INTRODUCTION: “Weight loss significantly increases postmenopausal bone loss, but the effects of muscle strength change on weight-loss-associated bone loss remain unclear. The study population, 587 peri- and postmenopausal women, was a random sample of the original Osteoporosis Risk Factor and Prevention Study (OSTPRE) study cohort in Kuopio, Finland.
Bone mineral density (BMD) at the lumbar spine (LS) and femoral neck (FN) was measured with dual x-ray absorptiometry, and grip strength was measured with a pneumatic squeeze dynamometer at baseline in 1989-1991 and at the 10-year follow-up in 1999-2001.
METHODS: Women were divided into three groups according to change in age-grouped grip-strength quartile in both of the measurements: “decreased”, “maintained” , and “improved”.
In addition, the study sample was divided into two groups according to weight change during the follow-up: weight losers and weight gainers.
RESULTS: There were no differences in the change status of grip (muscle) strength between the weight loss and weight gain groups.
Women losing weight during the follow-up and within the improved grip-strength-change group had a significantly lower bone loss rate compared with those in the maintained and decreased grip-strength-change groups.
This was in contrast to women who gained weight during the follow-up (not significant between any grip-strength-change groups). Furthermore, women who lost body weight and were in the improved grip-strength-change group had a bone loss rate comparable with that of the women who gained body weight (not significant).
CONCLUSION: The present study suggests that maintaining muscle strength may counteract postmenopausal bone loss related to weight loss. Accordingly, exercise that improves muscle strength may be encouraged for postmenopausal women with weight loss intentions for other health reasons.”
Question from Radio Show Caller
Caller: I entered menopause or peri-menopause just a few years ago, I found some things that worked for me, and now they are no longer working even though I am on bio-identical hormones. I started having the nights sweats, the fatigue, moodiness and things like that. I have tried several estrogens and several different things. So far, no luck, meaning I am experiencing those symptoms still, and I have occasional periods. What do I do?
Dr. Darrow: You need to get your hormone levels checked.
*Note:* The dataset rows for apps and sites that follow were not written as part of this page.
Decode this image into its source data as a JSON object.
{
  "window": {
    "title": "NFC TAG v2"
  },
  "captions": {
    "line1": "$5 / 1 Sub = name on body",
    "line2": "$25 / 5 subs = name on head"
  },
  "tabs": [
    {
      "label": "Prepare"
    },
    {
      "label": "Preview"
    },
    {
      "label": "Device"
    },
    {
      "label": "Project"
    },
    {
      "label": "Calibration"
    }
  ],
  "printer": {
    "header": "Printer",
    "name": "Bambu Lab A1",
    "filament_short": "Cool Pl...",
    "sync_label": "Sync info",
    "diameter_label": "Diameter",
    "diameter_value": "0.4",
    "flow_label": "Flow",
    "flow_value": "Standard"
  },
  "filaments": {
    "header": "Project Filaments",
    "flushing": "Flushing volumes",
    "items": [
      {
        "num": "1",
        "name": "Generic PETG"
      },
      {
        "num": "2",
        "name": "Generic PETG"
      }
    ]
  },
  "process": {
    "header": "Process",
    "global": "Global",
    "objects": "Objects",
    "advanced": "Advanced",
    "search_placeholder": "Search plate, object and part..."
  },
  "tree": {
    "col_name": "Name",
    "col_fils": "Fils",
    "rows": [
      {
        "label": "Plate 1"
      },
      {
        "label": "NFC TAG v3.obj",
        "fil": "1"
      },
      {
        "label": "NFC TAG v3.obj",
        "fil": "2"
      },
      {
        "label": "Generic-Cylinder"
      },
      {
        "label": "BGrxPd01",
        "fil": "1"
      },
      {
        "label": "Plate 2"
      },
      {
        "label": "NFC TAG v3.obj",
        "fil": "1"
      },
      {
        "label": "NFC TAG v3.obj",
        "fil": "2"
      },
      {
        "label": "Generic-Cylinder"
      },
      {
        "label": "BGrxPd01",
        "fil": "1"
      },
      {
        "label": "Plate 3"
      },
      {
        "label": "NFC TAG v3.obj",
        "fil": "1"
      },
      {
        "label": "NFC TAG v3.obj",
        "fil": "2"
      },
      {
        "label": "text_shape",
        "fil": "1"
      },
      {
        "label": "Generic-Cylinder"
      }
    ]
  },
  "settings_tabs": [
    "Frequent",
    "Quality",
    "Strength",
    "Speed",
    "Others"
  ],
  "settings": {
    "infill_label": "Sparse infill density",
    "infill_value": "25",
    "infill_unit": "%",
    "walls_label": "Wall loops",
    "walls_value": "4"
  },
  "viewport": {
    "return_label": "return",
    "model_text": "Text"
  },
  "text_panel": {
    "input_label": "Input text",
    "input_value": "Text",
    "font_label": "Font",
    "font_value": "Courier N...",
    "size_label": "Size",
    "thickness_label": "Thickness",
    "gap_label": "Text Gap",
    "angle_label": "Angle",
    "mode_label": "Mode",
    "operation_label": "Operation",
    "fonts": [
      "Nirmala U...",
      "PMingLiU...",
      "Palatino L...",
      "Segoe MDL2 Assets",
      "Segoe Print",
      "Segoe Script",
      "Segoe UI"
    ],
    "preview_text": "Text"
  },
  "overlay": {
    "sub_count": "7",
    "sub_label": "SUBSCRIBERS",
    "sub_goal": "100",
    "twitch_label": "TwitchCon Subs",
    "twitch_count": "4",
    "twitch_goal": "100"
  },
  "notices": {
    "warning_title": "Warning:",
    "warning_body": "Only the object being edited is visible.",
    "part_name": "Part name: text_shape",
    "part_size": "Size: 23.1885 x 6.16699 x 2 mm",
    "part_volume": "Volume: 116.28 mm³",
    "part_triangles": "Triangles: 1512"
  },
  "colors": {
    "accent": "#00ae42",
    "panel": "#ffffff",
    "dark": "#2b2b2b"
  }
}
If you have occasional periods then you are still peri-menopausal, which is the most difficult phase, because at that stage your ovaries are erratically putting out different amounts of hormones, it is very tough at that stage to really get someone on track.
Progesterone is probably the most important thing that you can have in your system because it is a relaxant, it modulates the amount of estrogen so you don’t get it too high, like those months that you are flaring with estrogen and probably moody and feeling a little bit out of whack and retaining fluids, etc.
The way I like people to take Progesterone is by pill just before they go to sleep, I give it to men and women. For women, it is the most relaxing of all the hormones, it also helps build bone. I don’t know if you had a bone densitometry taken recently but it is something that is very important, if you need one you can always call our clinic because that tells the tale right there if you have enough estrogen, testosterone and progesterone because those hormones build up the bone structure, it is most important to maintain the bones, because if the bones are demineralizing, there is a risk of fracture.
You need to have your hormone levels checked. You also need to have very adequate levels of testosterone, not the levels that a man has, but the upper levels that a strong young women has and if you are peri-menopausal, I am not sure how old you are.
Caller: I am 54
Dr. Darrow: Then your Testosterone level has probably dropped down to nothing, it does for most women, and that, in it of itself, once supplemented, can bring you back into alignment. It is also good for the libido and quality of life and the ability to accomplish things.